We often see the blockbuster films for entertainment, but films can often inspire and deliver a message, this week’s rental, I, Daniel Blake from director Ken Loach and writer Paul Laverty certainly falls into that category.
The story is frightening and you would hope a work of fiction, yet since the film was released many have shared similar experiences.
Widower Daniel Blake (an outstanding performance by Dave Johns, best known as a stand-up comedian, rather than an actor) is a joiner, living in Newcastle, who has had a heart attack at work.
He is told by his doctors he should not return to work, yet after a phone interview to do a work capability assessment, he is incredibly deemed fit to work and denied Employment and Support Allowance.
He then tries to compensate by claiming JobSeekers Allowance, and at the Jobcentre, he meets single mum of 2, Katie (Hayley Squires)
She was living in London but has been relocated to a home in Newcastle as the only available place the housing benefits people can offer her. In her struggle to find her way in a new city, she is minutes late for her jobcentre appointment and is sanctioned.
Daniel then takes her home and learns they have no money, and the house needs work, which he helps with to keep him occupied, whilst awaiting an appeal decision to get his ESA allowance.
The story of Daniel and Katie is one that we read about so often and it is up to you what opinion you have on the government as to what they could do to help more.
This film will at the very least get you thinking about it, Katie’s story is possibly the more heartbreaking of the two, we learn how her 2 children are away from all that they know; we learn her daughter is bullied for having worn out shoes and a scene in a food collection bank will move even the coldest of hearts.
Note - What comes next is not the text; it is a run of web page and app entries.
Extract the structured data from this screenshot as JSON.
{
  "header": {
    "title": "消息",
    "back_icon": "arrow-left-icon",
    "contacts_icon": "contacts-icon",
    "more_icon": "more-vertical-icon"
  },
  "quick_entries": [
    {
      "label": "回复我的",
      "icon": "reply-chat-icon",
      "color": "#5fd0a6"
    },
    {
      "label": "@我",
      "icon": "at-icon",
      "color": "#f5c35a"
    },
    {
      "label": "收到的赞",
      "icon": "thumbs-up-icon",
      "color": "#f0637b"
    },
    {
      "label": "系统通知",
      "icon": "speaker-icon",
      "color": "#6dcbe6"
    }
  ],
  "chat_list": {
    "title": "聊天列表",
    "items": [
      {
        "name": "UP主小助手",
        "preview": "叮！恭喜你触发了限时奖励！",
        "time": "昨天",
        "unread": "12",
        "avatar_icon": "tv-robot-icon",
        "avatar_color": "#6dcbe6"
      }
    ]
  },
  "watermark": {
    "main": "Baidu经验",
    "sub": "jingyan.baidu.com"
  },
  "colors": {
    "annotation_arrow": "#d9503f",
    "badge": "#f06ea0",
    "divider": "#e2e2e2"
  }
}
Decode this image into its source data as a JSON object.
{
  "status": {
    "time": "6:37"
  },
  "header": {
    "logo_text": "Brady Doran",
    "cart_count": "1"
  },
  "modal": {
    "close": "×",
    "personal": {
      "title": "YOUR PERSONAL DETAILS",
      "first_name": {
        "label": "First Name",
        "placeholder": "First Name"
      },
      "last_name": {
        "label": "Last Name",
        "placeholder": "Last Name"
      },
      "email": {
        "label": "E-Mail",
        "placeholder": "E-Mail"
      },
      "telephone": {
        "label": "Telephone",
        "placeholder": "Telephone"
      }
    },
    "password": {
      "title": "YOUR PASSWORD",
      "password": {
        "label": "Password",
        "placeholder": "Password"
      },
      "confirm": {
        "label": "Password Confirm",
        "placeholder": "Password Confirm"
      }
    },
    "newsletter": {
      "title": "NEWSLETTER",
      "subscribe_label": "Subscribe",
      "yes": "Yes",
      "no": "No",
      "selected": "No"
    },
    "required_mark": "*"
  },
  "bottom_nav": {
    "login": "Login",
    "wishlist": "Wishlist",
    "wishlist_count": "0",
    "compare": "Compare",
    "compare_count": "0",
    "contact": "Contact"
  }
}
Daniel’s story is possibly not as moving, simply as it is should be laughable, how can just 1 brief phone interview be able to override a decision that a qualified medical person has made? But under no circumstance is this story any less powerful!
We also see the struggles Daniel has with the system, not taking into account the computer literacy of elder job seekers, he struggles with completing a CV, he is questioned for not going for enough jobs, which he needs to do to claim a JSA yet even when offered a job, he can’t take it on medical grounds.
This is not a happy film, but it is strong and powerful, it can also make you reflect on your own position when you see how desperate these people are for thinks like electricity, things that perhaps we take for granted.
All the performances are exceptional and worthy of the various awards they have won, but you have to remember this is just a film and the real challenge is how much good the film can do to those decision makers, portrayed as the bad guys, we hope they are just misunderstood and genuine practices are in place to make sure this is never a reality.
We urge all to see the film, you’ll probably want to consider a donation to a food bank or want to support a charity, we certainly visit them enough looking for old films, but we’ll be sure to donate some back. Above all, we hope it makes you reflect on decisions made in government and possibly encourage you to use a vote when perhaps you had not done in the past.
You can find the film trailer at its website here:
You can rent the film at Amazon here:
Never miss a BMAF blog. Receive email notifications when new posts are published by entering your email address in the subscription box on the top right-hand side of this page.
You can also like us on Facebook for more film news and content www.facebook.com/barkingmadaboutfilms/